START Given entries

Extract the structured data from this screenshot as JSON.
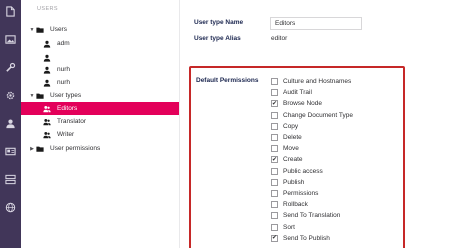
{
  "colors": {
    "rail": "#413659",
    "accent": "#e3005a",
    "highlight_border": "#c62828"
  },
  "rail": {
    "icons": [
      "document-icon",
      "image-icon",
      "wrench-icon",
      "gear-icon",
      "user-icon",
      "id-card-icon",
      "forms-icon",
      "globe-icon"
    ]
  },
  "tree": {
    "section_title": "USERS",
    "nodes": [
      {
        "label": "Users",
        "icon": "folder-icon",
        "expanded": true,
        "depth": 0
      },
      {
        "label": "adm",
        "icon": "user-icon",
        "depth": 1
      },
      {
        "label": "",
        "icon": "user-icon",
        "depth": 1
      },
      {
        "label": "nurh",
        "icon": "user-icon",
        "depth": 1
      },
      {
        "label": "nurh",
        "icon": "user-icon",
        "depth": 1
      },
      {
        "label": "User types",
        "icon": "folder-icon",
        "expanded": true,
        "depth": 0
      },
      {
        "label": "Editors",
        "icon": "user-type-icon",
        "depth": 1,
        "selected": true
      },
      {
        "label": "Translator",
        "icon": "user-type-icon",
        "depth": 1
      },
      {
        "label": "Writer",
        "icon": "user-type-icon",
        "depth": 1
      },
      {
        "label": "User permissions",
        "icon": "folder-icon",
        "expanded": false,
        "depth": 0
      }
    ]
  },
  "editor": {
    "user_type_name_label": "User type Name",
    "user_type_name_value": "Editors",
    "user_type_alias_label": "User type Alias",
    "user_type_alias_value": "editor",
    "default_permissions_label": "Default Permissions",
    "permissions": [
      {
        "label": "Culture and Hostnames",
        "checked": false
      },
      {
        "label": "Audit Trail",
        "checked": false
      },
      {
        "label": "Browse Node",
        "checked": true
      },
      {
        "label": "Change Document Type",
        "checked": false
      },
      {
        "label": "Copy",
        "checked": false
      },
      {
        "label": "Delete",
        "checked": false
      },
      {
        "label": "Move",
        "checked": false
      },
      {
        "label": "Create",
        "checked": true
      },
      {
        "label": "Public access",
        "checked": false
      },
      {
        "label": "Publish",
        "checked": false
      },
      {
        "label": "Permissions",
        "checked": false
      },
      {
        "label": "Rollback",
        "checked": false
      },
      {
        "label": "Send To Translation",
        "checked": false
      },
      {
        "label": "Sort",
        "checked": false
      },
      {
        "label": "Send To Publish",
        "checked": true
      }
    ]
  }
}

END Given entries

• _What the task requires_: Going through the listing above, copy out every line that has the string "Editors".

• _Result below_:
        "label": "Editors",
    "user_type_name_value": "Editors",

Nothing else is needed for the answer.